In the center of the Acropolis is the Parthenon, considered to be the “Masterpiece of the Greeks.” There are no straight lines, everything curves to create optical refinement/illusion. It’s typical Doric temple made with columns that have ends like a dish. There are some Ionic columns scattered - they have spiral tops. All Greek temples face east, so they may receive the greatest benefit from the sun upon sunrise. Unfortunately, Lord Elgin took all of the decoration from the Parthenon for his personal, private collection. In doing so, the work crews that he hired knew nothing about excavation and damaged the majority of it. What is left of it today, can be found in London’s British Museum.
The Erechtheion was initially a pagan, mythologic temple. The ladies guarding it are referred to as the “Caryatids.” Next to the temple, there is an olive tree. Legend has it that this is the original tree planted by Athena, herself.
On the other adjacent hill, the 2nd highest in Athens, there is a beautiful structure that can be seen for miles. There is a myth that says one day when Athena was upset, she threw a bolder that created this hill. Great stuff! =)
We had a bit of free time to wander the site, then went to the Metropolitan Hotel for lunch. It was fabulous!!! Feta and Tomato salad with Greek Olive oil, roasted veggies, and Baklava. YUM! So, So good.
Then we were off for a 90 min costal ride to visit the Archeological Site of Sounio - Temple of Poseidon (448-440 BC). The countryside was beautiful and green, not to mention the ocean views. I saw a rainbow that out an extra little smile in my heart and there was a sweet Grouse singing for us at the top.
The site is interesting and it’s easy to see why this location was chosen - it was the perfect observatory and was patrolled for King Aegean 24 hours a day. It was a location for politics and the entrance to Athens from the Aegean Sea (named for the King).
Legends say that the King had to pay “blood tax” to the King of Crete. This meant he had to send humans from his kingdom to Crete so the Monitor Beast could be fed. Theseus, son of King Aegean, insisted that he sail to Crete and kill the Monitor so no more lives had to be spared. The king was very frightened and did not want to loose his son, so he told him to fly only black sails until the battle was won. If the ship returned with black sails, he would know his son was dead - if it returned with white ones, he’d know his son was alive. Well, Theseus ended up winning the battle with the Monitor, but forgot to have the sails changed to white because he was celebrating the victory. The king saw the ship from across the sea...it still had black sails...he was distraught! With the thought of loosing his son, he threw himself into the sea. :(
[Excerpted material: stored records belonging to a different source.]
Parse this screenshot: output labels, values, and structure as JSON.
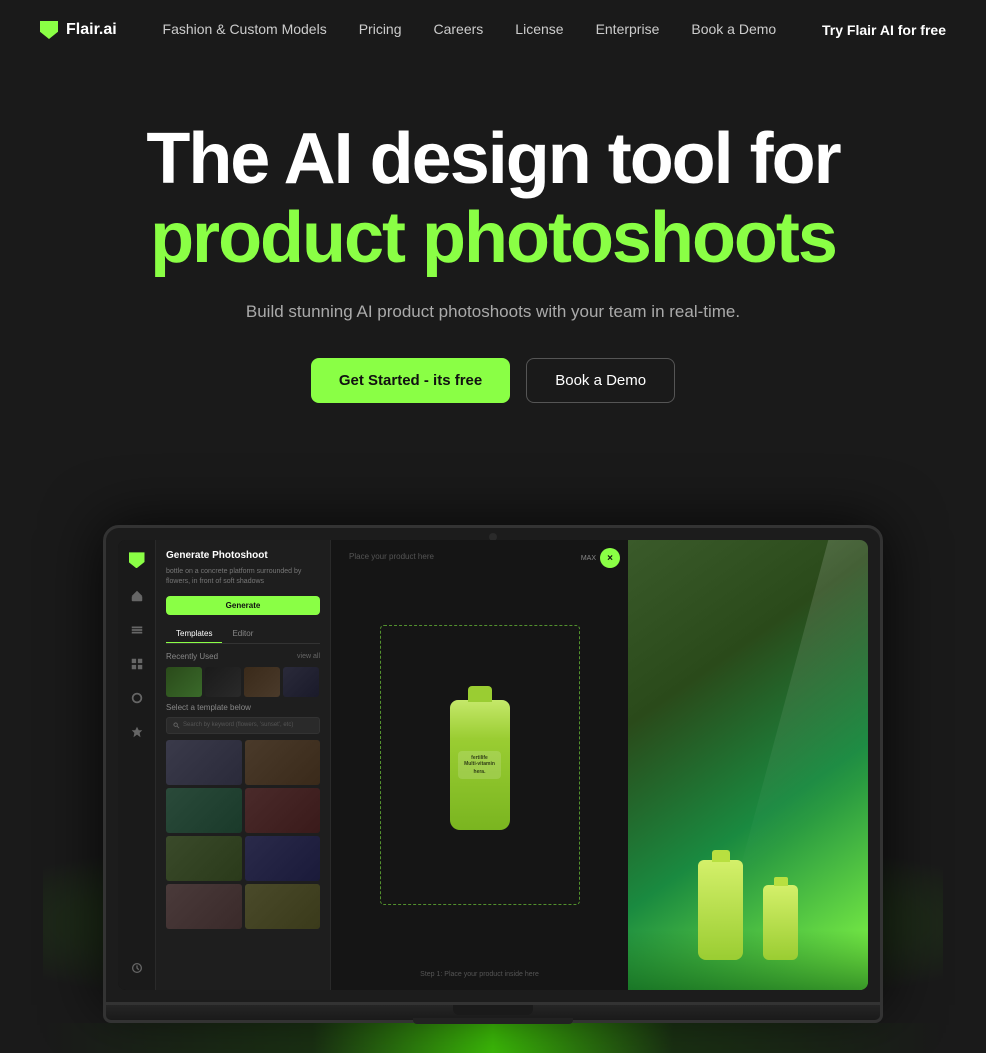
{
  "brand": {
    "name": "Flair.ai",
    "logo_icon": "flair-logo"
  },
  "nav": {
    "links": [
      {
        "id": "fashion-models",
        "label": "Fashion & Custom Models"
      },
      {
        "id": "pricing",
        "label": "Pricing"
      },
      {
        "id": "careers",
        "label": "Careers"
      },
      {
        "id": "license",
        "label": "License"
      },
      {
        "id": "enterprise",
        "label": "Enterprise"
      },
      {
        "id": "book-demo",
        "label": "Book a Demo"
      }
    ],
    "cta": "Try Flair AI  for free"
  },
  "hero": {
    "title_line1": "The AI design tool for",
    "title_line2": "product photoshoots",
    "subtitle": "Build stunning AI product photoshoots with your team in real-time.",
    "cta_primary": "Get Started - its free",
    "cta_secondary": "Book a Demo"
  },
  "app_mockup": {
    "panel_title": "Generate Photoshoot",
    "panel_description": "bottle on a concrete platform surrounded by flowers, in front of soft shadows",
    "generate_btn": "Generate",
    "tabs": [
      "Templates",
      "Editor"
    ],
    "active_tab": "Templates",
    "recently_used_label": "Recently Used",
    "view_all": "view all",
    "select_template_label": "Select a template below",
    "search_placeholder": "Search by keyword (flowers, 'sunset', etc)",
    "canvas_hint": "Place your product here",
    "canvas_footer": "Step 1: Place your product inside here",
    "controls_label": "MAX",
    "sidebar_icons": [
      "home",
      "layers",
      "elements",
      "frames",
      "ai",
      "history"
    ]
  },
  "colors": {
    "accent_green": "#8aff45",
    "bg_dark": "#1a1a1a",
    "text_primary": "#ffffff",
    "text_secondary": "#aaaaaa"
  }
}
I was exhausted when the day was done. I had dinner, a Dark Chocolate Orange Bavarian Cream dessert, then went to my room to relax for the rest of the night.
SO - I’ve caught you up a bit...I shall have lunch in the Grand Pacific; Roasted Eggplant with pita bread and a Vegetable Black Bean Burger that was fantastic. =) Today, I’ve been complimented four times (by the staff) on my dreads and also asked, by an elderly British man “Are you Jamaican?” Ha Ha! I should have told him “Yes!”
I’ll post again ASAP. It's almost 1300 (1pm) - I’m off to Istanbul! In the meantime, you can look at more pictures: Athens, Greece